Tuesday, January 31, 2012


Beautiful animation, but man that story was a mess! From what I can tell, the film is based on a popular fantasy series by author Ursula K. Le Guin. I am not a fantasy reader, but according to Wikipedia this film is "a combination of plots and characters from the first four books"!!!!!! Four books compressed into a 115 minute movie?! Are you fucking kidding me? No wonder it felt all weird.

As best as I can tell: long ago in the land of Earthsea, magic and dragons were more prevalent, but now those things are extremely rare. Bad omens have been seen all over the land and it's obvious that the Balance is out of wack. The king is murdered by his young son and the boy runs away. Out in the middle of the desert the boy is saved from a pack of wolves by a the only good wizard still around. The two team up and travel around. Eventually after a few minor events (including saving a young girl from slave traders) they end up at the farm of a female friend who just happens to be the caretaker of the girl the boy saved from the slave traders. Anyway, so there's this evil sorceress who hates the wizard and is looking for the secret to eternal life and in doing so she causes the Balance to be out of wack. She kidnaps everybody and some how the boy's shadow is running around on his own or something and there's a magic sword and out of nowhere a dragon appears. I was so goddamn confused that I turned to my cat for help but all he said was I should try scratching behind his ear for answers.

It's sad that the story ended up being such a jumbled up disaster because the animation was really nice. TFE could have easily been a classic, but I think the filmmakers bit off more than they could swallow. I hate to say it, but skip it.

Once again according to Wikipedia: for years Studio Ghibli had been asking Ursula K. Le Guin for the permission to make a film about her series, but she always said no. But then after seeing SPIRITED AWAY by Hayao Miyazaki she agreed. Problem was that Miyazaki was already busy making HOWL'S MOVING CASTLE so his son, Goro, was put in charge of TFE despite the fact he had never directed a movie before. In the end Le Guin told Goro "It is not my book. It is your movie."

Oh yea, that awesome looking dragon on the poster. It's only in the movie for like two minutes.

Thursday, January 26, 2012


Colin Firth plays a man, George Falconer, who is deep in depression (and maybe even shock) in the months following the sudden death of his companion Jim. The film opens as George awakens out of a dream about Jim. Ahh shit. Another miserable day but today is not going to be like all of the other black days since Jim's death. No, today is going to be the very last day ever that George has to fake his way through this torture.
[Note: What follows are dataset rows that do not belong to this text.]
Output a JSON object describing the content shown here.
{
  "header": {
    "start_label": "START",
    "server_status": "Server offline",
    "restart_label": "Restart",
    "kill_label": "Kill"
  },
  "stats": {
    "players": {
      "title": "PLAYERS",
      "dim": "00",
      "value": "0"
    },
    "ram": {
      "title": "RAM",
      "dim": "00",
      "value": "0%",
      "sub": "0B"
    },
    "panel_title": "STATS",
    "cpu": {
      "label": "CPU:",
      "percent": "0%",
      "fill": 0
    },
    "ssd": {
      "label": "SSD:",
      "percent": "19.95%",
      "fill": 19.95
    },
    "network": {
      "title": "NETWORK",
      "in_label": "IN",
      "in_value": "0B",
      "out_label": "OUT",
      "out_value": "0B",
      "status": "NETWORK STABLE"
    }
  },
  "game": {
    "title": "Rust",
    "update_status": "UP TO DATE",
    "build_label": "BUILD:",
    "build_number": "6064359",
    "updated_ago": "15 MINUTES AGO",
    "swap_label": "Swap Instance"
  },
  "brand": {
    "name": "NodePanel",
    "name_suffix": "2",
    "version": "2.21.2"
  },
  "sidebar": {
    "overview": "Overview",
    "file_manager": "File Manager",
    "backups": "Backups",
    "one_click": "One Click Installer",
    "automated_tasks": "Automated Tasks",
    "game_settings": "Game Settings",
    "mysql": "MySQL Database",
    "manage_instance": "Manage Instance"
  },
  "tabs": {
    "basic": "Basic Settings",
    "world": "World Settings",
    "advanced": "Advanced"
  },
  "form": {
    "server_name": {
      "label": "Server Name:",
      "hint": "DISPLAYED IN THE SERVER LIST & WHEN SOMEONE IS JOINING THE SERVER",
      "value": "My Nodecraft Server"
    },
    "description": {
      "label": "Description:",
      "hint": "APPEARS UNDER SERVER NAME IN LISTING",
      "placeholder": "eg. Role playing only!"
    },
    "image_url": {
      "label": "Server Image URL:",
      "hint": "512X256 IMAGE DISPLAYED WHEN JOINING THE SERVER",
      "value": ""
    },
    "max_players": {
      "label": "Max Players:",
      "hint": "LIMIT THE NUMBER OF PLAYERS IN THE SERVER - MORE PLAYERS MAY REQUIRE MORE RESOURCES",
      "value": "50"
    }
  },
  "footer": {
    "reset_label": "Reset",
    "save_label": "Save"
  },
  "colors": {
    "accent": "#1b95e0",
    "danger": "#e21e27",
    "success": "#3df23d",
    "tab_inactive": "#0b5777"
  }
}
His plan is to spend the day getting all of his final arrangements in order and then in the evening blow his fucking brains out along with all the misery and loneliness that infests it...but sometimes life has plans that differ from yours.

I haven't read the book so I'm sure some of the more subtle nuances of the story have been lost in the translation from paper to screen, even so I still enjoyed A SINGLE MAN and found it touching and thought provoking. First time director Tom Ford does a good job. I think the delicate story is better suited for somebody with more experience (Ang Lee maybe?), but Tom does a adequate job and even though I disliked the way the movie was shot there are a few moments that really shine. The liquor store parking lot scene is one I have in mind. The ever so slight expressions on Colin's face during that scene are a pleasure to behold.

A SINGLE MAN by no means a masterpiece, but it's a very nice, thoughtful film and Colin's performance alone is worth the price of admission.

Wednesday, January 25, 2012


I love both Cary Grant and Myrna Loy, so you would think the pairing of them together would be a sure sign of a hilarious movie. Well it's not. MR. BLANDINGS BUILDS HIS DREAM HOUSE has numerous funny moments, but the thing that turned me off overall to the movie was the fact that Blandings has a job where he apparently does nothing but can still afford to not only support a wife and two kids but also afford a maid and build a gigantic house at a grossly overinflated price! It bothered the shit out of me. I don't know jack about the advertising business (except that the majority of commercials I see make me want to kill the entire human race), but Blandings has a job where he's given the assignment of coming up with a new slogan for a ham company and he's given six fucking months to do it!!!!!!! You're telling me this guy is getting paid enough money to live like a fucking king because he can come up with a slogan every six months!?!! What the fuck? It's all I could think about the entire movie.

OK, OK, let's forget about the whole money grows on tree aspect of the story and just focus on the comedy...ehh, it's alright. Unfortunately, most of the jokes focus on the different ways that Blandings is getting ripped off. Example: the guy he's paying to discover water for his well is paid by the foot, so the joke is the well digger guy has to dig over 200 feet down to discover water while the house construction guys only have to dig down 6 feet to discover a spring that ends up flooding the basement. Hardy-har-har. If that kind of stuff gets you to knee-slapping then MBBHDH is the movie for you. I kinda found it more depressing than funny.

Not a bad movie, but I think you'd better off watching GEORGE WASHINGTON SLEPT HERE which has a very similar story, but actually funny.